Five GOP hopefuls make Mack succession a dogfight
Five GOP hopefuls, including a Lee County commissioner, Cape Coral businessman, the son of ex-CIA boss Porter Goss, a young Naples attorney and a quirky out-of-state candidate have quickly made the 14th District Congressional Republican primary race highly competitive.
Rep. Connie Mack, R-Fort Myers, opened the floodgates for candidates two weeks ago when he declared plans to run for the Senate seat held by Sen. Bill Nelson, D-Miami.
The 14th District congressional seat represents Lee County, including Boca Grande, and parts of Charlotte and Collier counties.
State Rep. Gary Aubuchon, R-Cape Coral; Republican Lee County Commissioner Tammy Hall; Sanibel resident Chauncey Goss, son of former CIA head Porter Goss; attorney Joe Davidow of Naples; and Timothy Rossano have all announced intent to succeed Mack.
Jim Roach, 59, a Cape Coral businessman and combat decorated veteran, who lost to Mack in 2010, is running on the Democratic ticket. So far he appears to be alone in the Democratic primary.
The economy will be the key issue in the race, the candidates all agree.
Hall, 51, has a grassroots political background augmented by historic achievements. She was named the first woman chair for the Lee County Commission in its 119-year history after she became the first woman ever re-elected to the Lee County Commission in 2006.
She spent five years as Fort Myers Downtown Redevelopment Agency director of marketing and two with the city’s Department of Tourism and Marketing as deputy director. In 1994, Hall left Fort Myers to open her own marketing consulting business, Hall & Co., which she maintains interest in.
“I think it’s important to stay in touch with real business people,” Hall said.
Aubuchon, 49, a homebuilder and real estate agent, said he will reveal his platform soon.

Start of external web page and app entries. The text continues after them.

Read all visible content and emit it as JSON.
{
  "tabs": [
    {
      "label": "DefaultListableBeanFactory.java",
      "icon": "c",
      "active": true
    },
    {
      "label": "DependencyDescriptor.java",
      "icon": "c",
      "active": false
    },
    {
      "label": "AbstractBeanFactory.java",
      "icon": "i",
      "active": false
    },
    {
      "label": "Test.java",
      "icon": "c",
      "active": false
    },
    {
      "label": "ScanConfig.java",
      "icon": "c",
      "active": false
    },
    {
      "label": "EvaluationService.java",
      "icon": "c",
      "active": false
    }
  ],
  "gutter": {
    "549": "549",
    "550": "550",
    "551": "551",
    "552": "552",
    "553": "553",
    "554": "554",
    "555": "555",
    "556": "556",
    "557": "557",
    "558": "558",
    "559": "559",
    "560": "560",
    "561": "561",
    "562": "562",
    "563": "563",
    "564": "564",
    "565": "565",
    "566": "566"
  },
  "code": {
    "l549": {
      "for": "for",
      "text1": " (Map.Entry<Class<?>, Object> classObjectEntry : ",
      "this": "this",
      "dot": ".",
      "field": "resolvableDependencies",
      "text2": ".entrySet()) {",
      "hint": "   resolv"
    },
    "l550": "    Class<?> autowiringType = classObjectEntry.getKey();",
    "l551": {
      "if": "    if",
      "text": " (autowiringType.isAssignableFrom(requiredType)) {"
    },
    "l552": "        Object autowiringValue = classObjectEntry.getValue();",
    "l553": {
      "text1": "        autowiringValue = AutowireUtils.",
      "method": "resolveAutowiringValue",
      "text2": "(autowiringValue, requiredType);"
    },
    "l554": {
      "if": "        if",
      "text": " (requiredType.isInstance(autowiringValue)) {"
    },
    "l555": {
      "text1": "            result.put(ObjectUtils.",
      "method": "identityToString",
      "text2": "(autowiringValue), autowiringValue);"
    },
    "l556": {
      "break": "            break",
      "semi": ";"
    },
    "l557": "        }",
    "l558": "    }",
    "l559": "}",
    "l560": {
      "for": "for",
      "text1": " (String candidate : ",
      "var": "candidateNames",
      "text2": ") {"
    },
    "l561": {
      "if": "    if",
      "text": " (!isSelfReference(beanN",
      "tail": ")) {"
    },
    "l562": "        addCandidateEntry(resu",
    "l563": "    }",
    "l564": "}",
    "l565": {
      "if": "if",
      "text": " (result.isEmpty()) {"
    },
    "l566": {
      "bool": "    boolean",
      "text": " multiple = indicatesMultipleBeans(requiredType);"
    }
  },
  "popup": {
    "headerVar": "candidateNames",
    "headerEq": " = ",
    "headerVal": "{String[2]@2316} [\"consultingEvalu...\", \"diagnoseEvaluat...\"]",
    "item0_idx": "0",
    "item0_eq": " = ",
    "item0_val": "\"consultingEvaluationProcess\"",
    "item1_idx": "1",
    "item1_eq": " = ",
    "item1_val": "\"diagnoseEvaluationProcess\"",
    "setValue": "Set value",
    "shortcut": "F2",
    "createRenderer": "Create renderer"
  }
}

“I love our community and our nation and the current path we are traveling on is wrong,” Aubuchon said. “Washington needs leaders willing confront the status quo, hold true to their convictions and still affect positive change.”
Goss, 45, wants to follow in his father’s congressional footsteps.
Goss spent most of the last decade working at the National Security Division at the Office of Management and Budget, where he helped prepare defense budgets, and later as the deputy staff director for the House budget committee, where he worked closely with Wisconsin Republican Rep. Paul Ryan.
Goss said his top priority is reviving the Southwest Florida economy. Goss said politicians need to “get our economic house in order so our children aren’t crushed with debt and the health and retirement security of our seniors remains intact.”
Three years out of St. Thomas University School of Law, Davidow is the youngest in the politically mature field. He blames those in office for the present predicament of the sluggish Lee County economy.
“The lack of growth in the economy and inability to obtain financing are directly related to the actions taken by our previous Congress,” Davidow said. “I believe in making informed decisions and drafting legislation to drive growth, create jobs, limit government, protect the environment and drive America to regain its competitive status in the global market.”
Long-shot Rossano of south Lee County, a third-party candidate in Rhode Island for the “Cool Moose”party, has also filed to run.
Others who have indicated possible interest: Former state Sen. Burt Saunders and former state Rep. Dudley Goodlette, Lee County Commissioner Ray Judah, former state Sen. Burt Saunders and state Rep. Paige Kreegel, R-Punta Gorda. Kreegel has filed to run for another congressional seat but, after redistricting, could run for Mack’s seat.